Rachel Dolezal Is On Food Stamps And About To Lose Her Home
By The Daily News
Two years after she was revealed to be a white woman pretending to be black, Rachel Dolezal is unable to find work and lives off food stamps — but she still believes she did nothing wrong.
“I’m not going to stoop and apologize and grovel and feel bad about it,” she told the Guardian. “I would just be going back to when I was little, and had to be what everybody else told me I should be — to make them happy.”
The former NAACP leader, who stepped down from the position in Spokane, Washington, amid scandal, was outed in June 2015 when her parents, Larry and Ruthanne, revealed she was not actually black.

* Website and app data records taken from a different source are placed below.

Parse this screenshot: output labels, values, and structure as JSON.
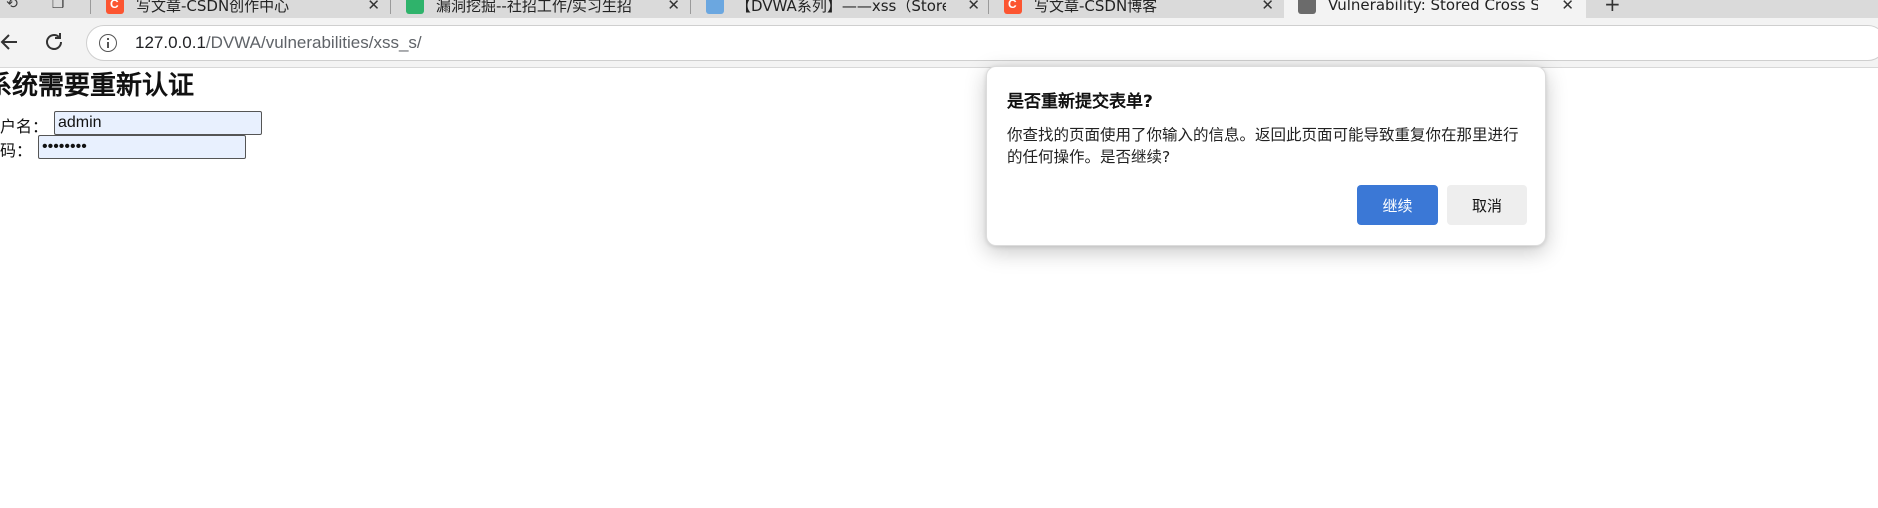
{
  "tabs": [
    {
      "title": "写文章-CSDN创作中心",
      "favicon": "csdn-icon"
    },
    {
      "title": "漏洞挖掘--社招工作/实习生招",
      "favicon": "green-circle-icon"
    },
    {
      "title": "【DVWA系列】——xss（Stored）",
      "favicon": "blue-doc-icon"
    },
    {
      "title": "写文章-CSDN博客",
      "favicon": "csdn-icon"
    },
    {
      "title": "Vulnerability: Stored Cross Site Sc",
      "favicon": "dvwa-icon"
    }
  ],
  "toolbar": {
    "url_host": "127.0.0.1",
    "url_path": "/DVWA/vulnerabilities/xss_s/"
  },
  "page": {
    "heading": "系统需要重新认证",
    "username_label": "用户名：",
    "username_value": "admin",
    "password_label": "密码：",
    "password_value": "password"
  },
  "dialog": {
    "title": "是否重新提交表单?",
    "message": "你查找的页面使用了你输入的信息。返回此页面可能导致重复你在那里进行的任何操作。是否继续?",
    "continue_label": "继续",
    "cancel_label": "取消"
  },
  "colors": {
    "primary_button": "#3b78d6",
    "csdn": "#fc5531"
  }
}
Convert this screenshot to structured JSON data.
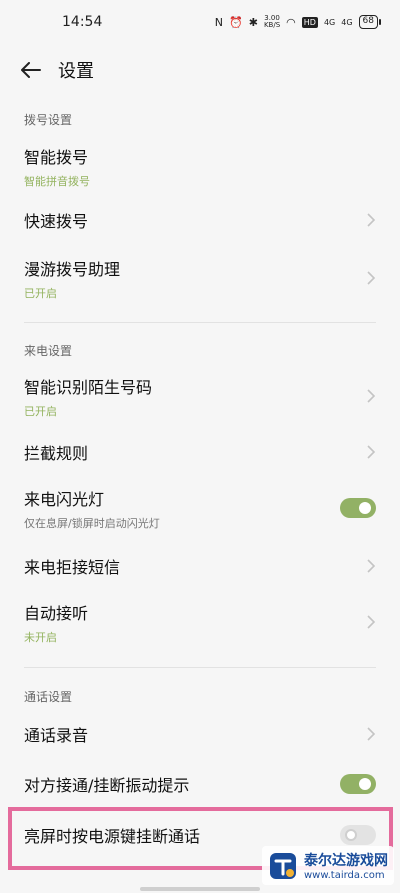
{
  "status_bar": {
    "time": "14:54",
    "speed": "3.00\nKB/S",
    "hd": "HD",
    "sig1": "4G",
    "sig2": "4G",
    "battery": "68"
  },
  "header": {
    "title": "设置"
  },
  "sections": [
    {
      "label": "拨号设置"
    },
    {
      "label": "来电设置"
    },
    {
      "label": "通话设置"
    }
  ],
  "items": [
    {
      "title": "智能拨号",
      "subtitle": "智能拼音拨号"
    },
    {
      "title": "快速拨号"
    },
    {
      "title": "漫游拨号助理",
      "subtitle": "已开启"
    },
    {
      "title": "智能识别陌生号码",
      "subtitle": "已开启"
    },
    {
      "title": "拦截规则"
    },
    {
      "title": "来电闪光灯",
      "subtitle": "仅在息屏/锁屏时启动闪光灯",
      "toggle": true
    },
    {
      "title": "来电拒接短信"
    },
    {
      "title": "自动接听",
      "subtitle": "未开启"
    },
    {
      "title": "通话录音"
    },
    {
      "title": "对方接通/挂断振动提示",
      "toggle": true
    },
    {
      "title": "亮屏时按电源键挂断通话",
      "toggle": false
    }
  ],
  "watermark": {
    "title": "泰尔达游戏网",
    "url": "www.tairda.com"
  },
  "colors": {
    "accent_green": "#93b35e",
    "highlight": "#e46b9c"
  }
}
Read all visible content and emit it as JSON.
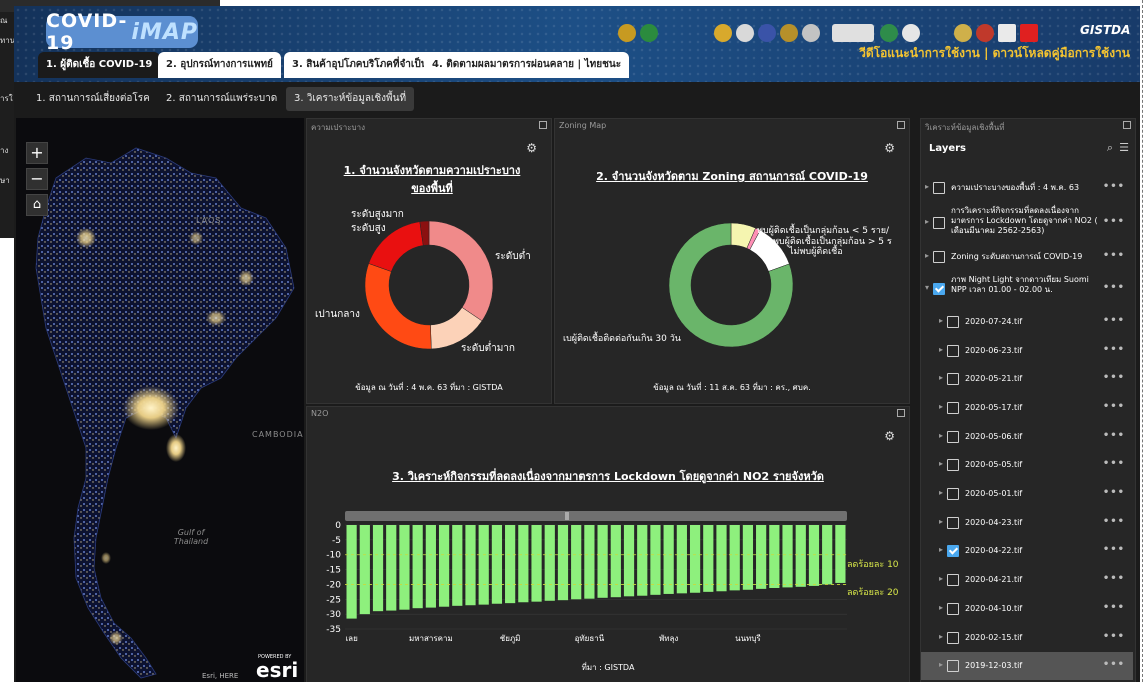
{
  "background_window": {
    "lines": [
      "ณ",
      "ทาน",
      "ารใ",
      "าง",
      "ษา"
    ]
  },
  "header": {
    "app_title": "COVID-19",
    "app_title_i": "iMAP",
    "links": "วีดีโอแนะนำการใช้งาน | ดาวน์โหลดคู่มือการใช้งาน",
    "brand": "GISTDA",
    "colors": {
      "gradient_left": "#14325a",
      "gradient_mid": "#1d4f86",
      "accent_yellow": "#f4c431"
    }
  },
  "tabs": [
    {
      "label": "1. ผู้ติดเชื้อ COVID-19",
      "active": true
    },
    {
      "label": "2. อุปกรณ์ทางการแพทย์",
      "active": false
    },
    {
      "label": "3. สินค้าอุปโภคบริโภคที่จำเป็น",
      "active": false
    },
    {
      "label": "4. ติดตามผลมาตรการผ่อนคลาย | ไทยชนะ",
      "active": false
    }
  ],
  "subtabs": [
    {
      "label": "1. สถานการณ์เสี่ยงต่อโรค",
      "active": false
    },
    {
      "label": "2. สถานการณ์แพร่ระบาด",
      "active": false
    },
    {
      "label": "3. วิเคราะห์ข้อมูลเชิงพื้นที่",
      "active": true
    }
  ],
  "map": {
    "zoom_in": "+",
    "zoom_out": "−",
    "home_icon": "home-icon",
    "labels": {
      "laos": "LAOS",
      "cambodia": "CAMBODIA",
      "gulf": "Gulf of Thailand"
    },
    "attribution": "Esri, HERE",
    "powered_by": "POWERED BY",
    "esri": "esri"
  },
  "panel_vulnerability": {
    "header": "ความเปราะบาง",
    "title": "1. จำนวนจังหวัดตามความเปราะบางของพื้นที่",
    "note": "ข้อมูล ณ วันที่ : 4 พ.ค. 63  ที่มา : GISTDA",
    "labels": [
      "ระดับสูงมาก",
      "ระดับสูง",
      "ระดับต่ำ",
      "เปานกลาง",
      "ระดับต่ำมาก"
    ]
  },
  "panel_zoning": {
    "header": "Zoning Map",
    "title": "2. จำนวนจังหวัดตาม Zoning สถานการณ์ COVID-19",
    "note": "ข้อมูล ณ วันที่ : 11 ส.ค. 63  ที่มา : คร., ศบค.",
    "labels": [
      "พบผู้ติดเชื้อเป็นกลุ่มก้อน < 5 ราย/",
      "พบผู้ติดเชื้อเป็นกลุ่มก้อน > 5 ร",
      "ไม่พบผู้ติดเชื้อ",
      "เบผู้ติดเชื้อติดต่อกันเกิน 30 วัน"
    ]
  },
  "panel_no2": {
    "header": "N2O",
    "title": "3. วิเคราะห์กิจกรรมที่ลดลงเนื่องจากมาตรการ Lockdown โดยดูจากค่า NO2 รายจังหวัด",
    "source": "ที่มา : GISTDA",
    "ref_labels": [
      "ลดร้อยละ 10",
      "ลดร้อยละ 20"
    ]
  },
  "chart_data": [
    {
      "type": "pie",
      "title": "1. จำนวนจังหวัดตามความเปราะบางของพื้นที่",
      "categories": [
        "ระดับต่ำ",
        "ระดับต่ำมาก",
        "เปานกลาง",
        "ระดับสูง",
        "ระดับสูงมาก"
      ],
      "values": [
        30,
        13,
        27,
        15,
        2
      ],
      "colors": [
        "#f08a8a",
        "#fcd2b8",
        "#ff4a14",
        "#e91010",
        "#8b1111"
      ]
    },
    {
      "type": "pie",
      "title": "2. จำนวนจังหวัดตาม Zoning สถานการณ์ COVID-19",
      "categories": [
        "พบผู้ติดเชื้อเป็นกลุ่มก้อน < 5 ราย/",
        "พบผู้ติดเชื้อเป็นกลุ่มก้อน > 5 ร",
        "ไม่พบผู้ติดเชื้อ",
        "เบผู้ติดเชื้อติดต่อกันเกิน 30 วัน"
      ],
      "values": [
        5,
        1,
        9,
        62
      ],
      "colors": [
        "#f5f5b0",
        "#ff8fb5",
        "#ffffff",
        "#6ab56a"
      ]
    },
    {
      "type": "bar",
      "title": "3. วิเคราะห์กิจกรรมที่ลดลงเนื่องจากมาตรการ Lockdown โดยดูจากค่า NO2 รายจังหวัด",
      "ylim": [
        -35,
        0
      ],
      "yticks": [
        0,
        -5,
        -10,
        -15,
        -20,
        -25,
        -30,
        -35
      ],
      "xtick_labels": [
        "เลย",
        "มหาสารคาม",
        "ชัยภูมิ",
        "อุทัยธานี",
        "พัทลุง",
        "นนทบุรี"
      ],
      "xtick_index": [
        0,
        6,
        12,
        18,
        24,
        30
      ],
      "reference_lines": [
        -10,
        -20
      ],
      "values": [
        -31.5,
        -30,
        -29,
        -28.8,
        -28.5,
        -28,
        -27.8,
        -27.5,
        -27.2,
        -27,
        -26.8,
        -26.5,
        -26.3,
        -26,
        -25.8,
        -25.5,
        -25.3,
        -25,
        -24.8,
        -24.5,
        -24.3,
        -24,
        -23.8,
        -23.5,
        -23.2,
        -23,
        -22.8,
        -22.5,
        -22.3,
        -22,
        -21.8,
        -21.5,
        -21.2,
        -21,
        -20.8,
        -20.5,
        -20,
        -19.5
      ],
      "bar_color": "#8ef07d"
    }
  ],
  "layers": {
    "header": "วิเคราะห์ข้อมูลเชิงพื้นที่",
    "title": "Layers",
    "search_icon": "search-icon",
    "filter_icon": "filter-icon",
    "items": [
      {
        "label": "ความเปราะบางของพื้นที่ : 4 พ.ค. 63",
        "checked": false,
        "expanded": false,
        "level": 0
      },
      {
        "label": "การวิเคราะห์กิจกรรมที่ลดลงเนื่องจากมาตรการ Lockdown โดยดูจากค่า NO2 ( เดือนมีนาคม 2562-2563)",
        "checked": false,
        "expanded": false,
        "level": 0
      },
      {
        "label": "Zoning ระดับสถานการณ์ COVID-19",
        "checked": false,
        "expanded": false,
        "level": 0
      },
      {
        "label": "ภาพ Night Light จากดาวเทียม Suomi NPP เวลา 01.00 - 02.00 น.",
        "checked": true,
        "expanded": true,
        "level": 0
      },
      {
        "label": "2020-07-24.tif",
        "checked": false,
        "level": 1
      },
      {
        "label": "2020-06-23.tif",
        "checked": false,
        "level": 1
      },
      {
        "label": "2020-05-21.tif",
        "checked": false,
        "level": 1
      },
      {
        "label": "2020-05-17.tif",
        "checked": false,
        "level": 1
      },
      {
        "label": "2020-05-06.tif",
        "checked": false,
        "level": 1
      },
      {
        "label": "2020-05-05.tif",
        "checked": false,
        "level": 1
      },
      {
        "label": "2020-05-01.tif",
        "checked": false,
        "level": 1
      },
      {
        "label": "2020-04-23.tif",
        "checked": false,
        "level": 1
      },
      {
        "label": "2020-04-22.tif",
        "checked": true,
        "level": 1
      },
      {
        "label": "2020-04-21.tif",
        "checked": false,
        "level": 1
      },
      {
        "label": "2020-04-10.tif",
        "checked": false,
        "level": 1
      },
      {
        "label": "2020-02-15.tif",
        "checked": false,
        "level": 1
      },
      {
        "label": "2019-12-03.tif",
        "checked": false,
        "level": 1,
        "selected": true
      }
    ]
  }
}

The story made international headlines and Dolezal eventually admitted she was “biologically born white to white parents” and compared herself to Caitlyn Jenner, claiming race is “not coded in your DNA.”
The 39-year-old also lost her job as an adjunct instructor at Eastern Washington university because of the ordeal, and she hasn’t been able to get work since.
The former professor and columnist told the Guardian she’s applied for more than 100 jobs, but not a single place will hire her. The only offers that have come her way have been for reality television and porn.
Dolezal now relies on food stamps to feed her family and has been receiving help from a friend to cover her — next month she expects to be homeless, the Guardian reported.
She added her memoir titled “In Full Color,” due out in March, was turned down by 30 publishing houses before anyone would be willing to print it.
“Right now the only place I feel understood and completely accepted is with my kids and my sister,” she told the news outlet. “The narrative was that I’d offended both communities in an unforgivable way, so anybody who gave me a dime would be contributing to wrong and oppression and bad things. To a liar and fraud and a con.”
Dolezal said she wrote her book not only to tell her side of the story, “but to also open up this dialogue about race and identity, and to just encourage people to be exactly who they are.”
When questioned about her race, Dolezal would just tell people that she was mixed, but she doesn’t feel as though she was lying.
“The times I tried to explain more, I wasn’t understood more. Nobody wanted to hear, ‘I’m pan-African, pro-black, bisexual, an artist, mother and educator,’” she told the Guardian. “People would just be like, ‘Huh? What? What are you talking about?’
“So I felt like by not talking about my biological ancestry, I gave people the opportunity to relate to me as an individual, not part of a group.”
She also noted that she’d never consider going back to being white.
“No. This is still home to me,” Dolezal said. “I didn’t feel like I’m ever going to be hurt so much that I somehow leave who I am, because I’m me. It really is who I am. It’s not a choice.”